*TRY IT*.
Only the lines containing "this" belong in the answer; find them in the material below.

*PROVIDED DATA*.
[Start of Attachment]
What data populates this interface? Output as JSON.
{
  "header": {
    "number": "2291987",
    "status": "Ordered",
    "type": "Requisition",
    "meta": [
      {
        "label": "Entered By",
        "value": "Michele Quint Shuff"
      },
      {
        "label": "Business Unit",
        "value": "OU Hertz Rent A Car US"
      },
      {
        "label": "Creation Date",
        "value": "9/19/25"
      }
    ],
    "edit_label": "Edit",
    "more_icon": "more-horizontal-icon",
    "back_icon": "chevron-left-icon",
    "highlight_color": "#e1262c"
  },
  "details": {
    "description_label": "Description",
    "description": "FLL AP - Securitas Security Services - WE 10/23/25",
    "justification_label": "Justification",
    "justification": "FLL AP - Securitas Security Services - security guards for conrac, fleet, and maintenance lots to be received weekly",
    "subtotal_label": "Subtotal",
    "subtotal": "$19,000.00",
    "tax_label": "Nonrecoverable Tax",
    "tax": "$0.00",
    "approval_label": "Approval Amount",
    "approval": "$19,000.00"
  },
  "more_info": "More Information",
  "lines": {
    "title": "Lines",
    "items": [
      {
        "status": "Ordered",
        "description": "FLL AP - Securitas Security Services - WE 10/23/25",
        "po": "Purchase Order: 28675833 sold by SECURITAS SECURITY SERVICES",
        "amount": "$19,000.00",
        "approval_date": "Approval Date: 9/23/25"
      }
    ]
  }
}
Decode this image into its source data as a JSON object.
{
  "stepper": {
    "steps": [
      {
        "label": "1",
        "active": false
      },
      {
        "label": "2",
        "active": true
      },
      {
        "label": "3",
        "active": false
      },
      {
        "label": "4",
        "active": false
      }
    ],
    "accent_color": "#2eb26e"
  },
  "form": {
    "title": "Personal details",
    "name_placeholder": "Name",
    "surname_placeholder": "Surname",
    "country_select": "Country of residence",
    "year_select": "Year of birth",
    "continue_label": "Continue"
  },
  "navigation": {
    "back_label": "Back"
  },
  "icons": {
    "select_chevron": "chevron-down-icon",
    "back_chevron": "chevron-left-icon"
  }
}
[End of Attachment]
*REPLY TO THE EXERCISE*.
What data populates this interface? Output as JSON.
Decode this image into its source data as a JSON object.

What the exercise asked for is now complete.